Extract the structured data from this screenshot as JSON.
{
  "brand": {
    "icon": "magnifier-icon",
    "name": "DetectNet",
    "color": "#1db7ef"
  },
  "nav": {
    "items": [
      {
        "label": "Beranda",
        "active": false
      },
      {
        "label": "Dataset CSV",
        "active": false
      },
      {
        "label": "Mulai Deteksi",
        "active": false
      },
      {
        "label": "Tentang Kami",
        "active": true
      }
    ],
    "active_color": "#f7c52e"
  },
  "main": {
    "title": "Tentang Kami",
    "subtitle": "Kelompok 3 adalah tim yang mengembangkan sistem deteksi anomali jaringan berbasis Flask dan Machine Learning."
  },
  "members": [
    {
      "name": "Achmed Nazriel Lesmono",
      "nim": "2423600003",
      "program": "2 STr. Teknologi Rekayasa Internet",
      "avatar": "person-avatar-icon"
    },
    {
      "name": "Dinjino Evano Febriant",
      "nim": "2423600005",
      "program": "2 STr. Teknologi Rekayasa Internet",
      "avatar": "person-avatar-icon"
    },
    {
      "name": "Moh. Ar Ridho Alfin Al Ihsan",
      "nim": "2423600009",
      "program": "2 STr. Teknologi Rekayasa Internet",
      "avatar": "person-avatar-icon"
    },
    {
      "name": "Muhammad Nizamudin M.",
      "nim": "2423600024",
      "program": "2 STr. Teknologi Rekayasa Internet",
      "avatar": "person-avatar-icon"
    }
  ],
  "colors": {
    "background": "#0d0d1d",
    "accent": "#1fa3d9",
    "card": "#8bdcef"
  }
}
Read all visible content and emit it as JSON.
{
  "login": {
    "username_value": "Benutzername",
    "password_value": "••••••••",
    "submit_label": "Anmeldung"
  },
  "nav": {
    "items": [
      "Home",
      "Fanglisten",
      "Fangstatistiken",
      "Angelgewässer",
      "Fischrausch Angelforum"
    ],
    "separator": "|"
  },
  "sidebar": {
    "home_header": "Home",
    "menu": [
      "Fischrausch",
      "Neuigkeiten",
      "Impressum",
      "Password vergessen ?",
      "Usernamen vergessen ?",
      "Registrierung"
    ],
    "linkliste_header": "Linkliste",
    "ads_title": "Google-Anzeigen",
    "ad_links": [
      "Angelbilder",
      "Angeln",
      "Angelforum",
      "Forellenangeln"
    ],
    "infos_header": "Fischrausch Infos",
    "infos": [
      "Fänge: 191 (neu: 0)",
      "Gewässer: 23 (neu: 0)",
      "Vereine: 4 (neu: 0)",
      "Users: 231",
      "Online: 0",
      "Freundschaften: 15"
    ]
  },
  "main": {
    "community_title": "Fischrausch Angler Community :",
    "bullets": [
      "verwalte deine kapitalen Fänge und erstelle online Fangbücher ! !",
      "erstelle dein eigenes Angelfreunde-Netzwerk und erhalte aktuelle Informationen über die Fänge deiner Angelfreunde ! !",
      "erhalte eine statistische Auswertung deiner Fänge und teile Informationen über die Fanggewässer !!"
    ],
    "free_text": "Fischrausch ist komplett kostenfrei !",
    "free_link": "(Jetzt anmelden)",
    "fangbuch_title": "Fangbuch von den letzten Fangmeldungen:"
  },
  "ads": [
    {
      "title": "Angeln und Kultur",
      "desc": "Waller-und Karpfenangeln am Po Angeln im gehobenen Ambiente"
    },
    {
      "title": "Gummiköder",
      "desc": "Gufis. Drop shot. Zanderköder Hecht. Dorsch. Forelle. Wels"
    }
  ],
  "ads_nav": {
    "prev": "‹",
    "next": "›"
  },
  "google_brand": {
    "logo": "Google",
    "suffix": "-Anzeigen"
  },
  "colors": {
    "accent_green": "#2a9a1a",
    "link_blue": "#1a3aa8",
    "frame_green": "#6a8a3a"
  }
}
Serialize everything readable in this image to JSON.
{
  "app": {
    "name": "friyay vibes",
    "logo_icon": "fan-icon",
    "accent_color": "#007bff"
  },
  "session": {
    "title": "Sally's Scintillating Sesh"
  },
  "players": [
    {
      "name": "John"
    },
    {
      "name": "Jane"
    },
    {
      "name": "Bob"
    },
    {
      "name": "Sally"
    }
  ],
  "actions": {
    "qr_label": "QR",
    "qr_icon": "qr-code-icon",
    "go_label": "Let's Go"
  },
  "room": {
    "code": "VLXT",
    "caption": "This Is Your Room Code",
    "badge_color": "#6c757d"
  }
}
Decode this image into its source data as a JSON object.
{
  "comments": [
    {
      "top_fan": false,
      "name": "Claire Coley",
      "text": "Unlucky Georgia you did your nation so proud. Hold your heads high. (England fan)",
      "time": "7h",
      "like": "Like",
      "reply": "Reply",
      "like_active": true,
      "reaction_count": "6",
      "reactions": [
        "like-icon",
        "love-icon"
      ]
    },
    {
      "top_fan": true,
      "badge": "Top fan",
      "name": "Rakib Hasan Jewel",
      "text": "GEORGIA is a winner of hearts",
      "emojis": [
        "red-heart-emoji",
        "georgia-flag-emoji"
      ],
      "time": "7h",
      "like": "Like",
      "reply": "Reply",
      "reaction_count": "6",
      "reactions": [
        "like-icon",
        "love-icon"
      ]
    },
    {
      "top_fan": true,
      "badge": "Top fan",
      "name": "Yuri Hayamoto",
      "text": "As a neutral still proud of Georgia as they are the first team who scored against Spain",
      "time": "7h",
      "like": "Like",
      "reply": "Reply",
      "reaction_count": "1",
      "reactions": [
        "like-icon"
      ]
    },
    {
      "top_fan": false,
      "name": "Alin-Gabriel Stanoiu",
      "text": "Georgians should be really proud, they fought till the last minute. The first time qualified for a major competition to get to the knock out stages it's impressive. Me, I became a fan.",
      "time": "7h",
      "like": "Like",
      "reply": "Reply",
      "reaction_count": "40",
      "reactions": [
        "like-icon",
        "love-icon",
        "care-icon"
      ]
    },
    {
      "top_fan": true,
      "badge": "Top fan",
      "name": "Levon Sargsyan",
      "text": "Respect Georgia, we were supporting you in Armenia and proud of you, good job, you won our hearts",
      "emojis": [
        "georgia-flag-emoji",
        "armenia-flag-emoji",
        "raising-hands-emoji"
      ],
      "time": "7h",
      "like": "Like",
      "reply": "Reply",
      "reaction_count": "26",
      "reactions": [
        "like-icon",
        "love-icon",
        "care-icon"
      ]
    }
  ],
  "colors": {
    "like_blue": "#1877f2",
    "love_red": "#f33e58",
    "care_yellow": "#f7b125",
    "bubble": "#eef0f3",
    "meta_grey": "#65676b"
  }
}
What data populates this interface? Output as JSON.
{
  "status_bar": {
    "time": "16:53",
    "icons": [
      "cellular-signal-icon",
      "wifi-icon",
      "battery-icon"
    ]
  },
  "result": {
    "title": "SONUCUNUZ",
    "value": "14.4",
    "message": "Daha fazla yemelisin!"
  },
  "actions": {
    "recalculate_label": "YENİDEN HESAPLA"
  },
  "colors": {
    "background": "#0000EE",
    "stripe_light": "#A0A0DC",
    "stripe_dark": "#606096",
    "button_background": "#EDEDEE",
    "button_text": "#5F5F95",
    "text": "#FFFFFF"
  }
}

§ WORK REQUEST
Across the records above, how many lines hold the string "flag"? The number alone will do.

§ TASK RESULT
3